On Saturday morning I came across this article in the Saturday Independent discussing how the Cornish language had been declared extinct by the UN, and a couple of quotes caught my attention
‘Unesco’s director general, Koichiro Matsuura, said: “The death of a language leads to the disappearance of many forms of intangible cultural heritage, especially the invaluable heritage of traditions and oral expressions of the community that spoke it – from poems and legends to proverbs and jokes.”
There are thought to be just 300 fluent speakers of Cornish left and Jenefer Lowe, development manager of the Cornish Language Partnership, says reports of its extinction are premature. “Saying Cornish is extinct implies that there are no speakers and the language is dead, which it isn’t,”’
UNESCO say this about Cornish language:
Number of speakers: 0 (the death of the last speaker of traditional Cornish probably took place in 1777)
Location(s): Cornwall, England; the entry deals with traditional Cornish; Cornish is currently being revived and exists in three different versions; revived Cornish cannot be regarded as endangered as the number of users seems to be constantly growing
So it look like there may have been a little confusion here, but it is good to read about how small languages can survive and even grow even in today’s generic society.
The article goes on to mention other British languages such as Welsh, Scottish Gaelic and Manx and it reminded me of Microsoft’s Unlimited Potential web site which is well worth checking out for its Local Language Program that ‘…represents the Microsoft commitment to helping more people worldwide benefit from technology, while striving to preserve local languages and cultural identities. This means making software available in as many languages as possible.’
Microsoft actually provides a Welsh LIP (Language Interface Pack) which can assist the over 500,000 Welsh speakers use Windows in
there their chosen language, you can download the pack here (Pecyn Rhyngwyneb Iaith Windows Vista)
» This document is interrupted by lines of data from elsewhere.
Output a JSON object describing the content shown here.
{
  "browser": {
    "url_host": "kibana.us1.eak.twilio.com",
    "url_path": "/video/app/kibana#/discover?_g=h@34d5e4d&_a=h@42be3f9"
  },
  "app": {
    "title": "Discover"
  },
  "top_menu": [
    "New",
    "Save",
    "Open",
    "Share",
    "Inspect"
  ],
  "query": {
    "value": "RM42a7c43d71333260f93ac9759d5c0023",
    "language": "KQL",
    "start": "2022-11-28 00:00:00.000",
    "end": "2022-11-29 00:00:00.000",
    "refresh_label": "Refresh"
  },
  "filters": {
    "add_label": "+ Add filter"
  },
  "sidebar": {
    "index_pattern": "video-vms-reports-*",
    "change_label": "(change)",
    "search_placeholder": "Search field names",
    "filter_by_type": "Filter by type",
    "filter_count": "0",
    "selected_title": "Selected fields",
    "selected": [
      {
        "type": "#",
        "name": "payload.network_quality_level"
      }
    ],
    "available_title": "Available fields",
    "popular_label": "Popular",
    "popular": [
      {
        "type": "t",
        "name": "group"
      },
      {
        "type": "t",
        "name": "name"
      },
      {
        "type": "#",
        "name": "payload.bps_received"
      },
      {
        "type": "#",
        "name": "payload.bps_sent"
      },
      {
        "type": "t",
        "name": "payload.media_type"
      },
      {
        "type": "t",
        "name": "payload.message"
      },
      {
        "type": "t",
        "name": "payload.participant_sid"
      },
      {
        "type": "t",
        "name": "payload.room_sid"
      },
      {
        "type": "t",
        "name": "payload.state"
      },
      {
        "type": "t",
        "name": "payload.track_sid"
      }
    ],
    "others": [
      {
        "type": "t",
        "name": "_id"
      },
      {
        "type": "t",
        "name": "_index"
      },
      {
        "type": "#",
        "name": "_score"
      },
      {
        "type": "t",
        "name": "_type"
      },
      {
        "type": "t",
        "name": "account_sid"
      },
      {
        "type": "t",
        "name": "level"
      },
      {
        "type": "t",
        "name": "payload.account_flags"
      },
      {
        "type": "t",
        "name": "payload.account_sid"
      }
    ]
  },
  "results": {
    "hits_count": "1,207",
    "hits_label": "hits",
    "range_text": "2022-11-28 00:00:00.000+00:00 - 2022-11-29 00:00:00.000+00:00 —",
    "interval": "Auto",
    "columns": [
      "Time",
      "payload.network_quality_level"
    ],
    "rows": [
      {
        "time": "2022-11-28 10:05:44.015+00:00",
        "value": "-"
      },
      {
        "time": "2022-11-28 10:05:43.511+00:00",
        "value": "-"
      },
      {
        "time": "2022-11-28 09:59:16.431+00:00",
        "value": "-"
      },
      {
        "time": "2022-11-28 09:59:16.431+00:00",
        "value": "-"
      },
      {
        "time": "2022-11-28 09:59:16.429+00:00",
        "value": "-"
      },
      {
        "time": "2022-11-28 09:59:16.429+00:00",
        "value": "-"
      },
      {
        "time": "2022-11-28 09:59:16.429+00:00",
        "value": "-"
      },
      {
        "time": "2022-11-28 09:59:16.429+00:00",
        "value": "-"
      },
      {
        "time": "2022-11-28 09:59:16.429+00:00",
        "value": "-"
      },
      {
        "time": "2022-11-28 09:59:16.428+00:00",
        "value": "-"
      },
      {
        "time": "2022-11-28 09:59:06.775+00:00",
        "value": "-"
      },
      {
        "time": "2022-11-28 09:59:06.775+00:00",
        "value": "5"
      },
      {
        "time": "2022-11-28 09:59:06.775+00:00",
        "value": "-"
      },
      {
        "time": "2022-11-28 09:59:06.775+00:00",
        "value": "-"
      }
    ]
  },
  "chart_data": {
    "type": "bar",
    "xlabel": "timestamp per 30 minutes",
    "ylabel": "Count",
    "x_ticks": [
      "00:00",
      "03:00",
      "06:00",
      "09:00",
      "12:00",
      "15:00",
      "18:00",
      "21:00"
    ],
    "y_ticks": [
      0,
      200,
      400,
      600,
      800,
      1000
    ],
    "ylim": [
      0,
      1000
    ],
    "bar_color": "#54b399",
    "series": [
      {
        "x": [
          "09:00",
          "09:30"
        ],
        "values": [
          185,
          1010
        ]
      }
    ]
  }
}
You can read more about UNESCO’s Atlas of the worlds Languages in Danger and view the world map in pdf and use an interactive map using Google maps to search for languages and there vitality, and read about details of each language. Which are all pretty good resources if you are interested in this topic.